[What you will do] The answer should consist of each line from the data below that includes "GETECH".

■ ■ ■ ■

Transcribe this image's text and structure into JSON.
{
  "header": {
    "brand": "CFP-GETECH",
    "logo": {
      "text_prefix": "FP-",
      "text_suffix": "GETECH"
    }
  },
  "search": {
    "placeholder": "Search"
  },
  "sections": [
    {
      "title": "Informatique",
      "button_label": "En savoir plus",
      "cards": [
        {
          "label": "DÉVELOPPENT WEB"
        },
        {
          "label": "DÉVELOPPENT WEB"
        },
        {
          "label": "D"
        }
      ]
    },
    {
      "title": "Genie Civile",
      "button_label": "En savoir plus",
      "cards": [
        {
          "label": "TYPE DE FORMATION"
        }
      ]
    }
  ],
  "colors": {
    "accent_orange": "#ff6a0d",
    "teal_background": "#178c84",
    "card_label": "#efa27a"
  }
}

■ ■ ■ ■

[Result below]
    "brand": "CFP-GETECH",
      "text_suffix": "GETECH"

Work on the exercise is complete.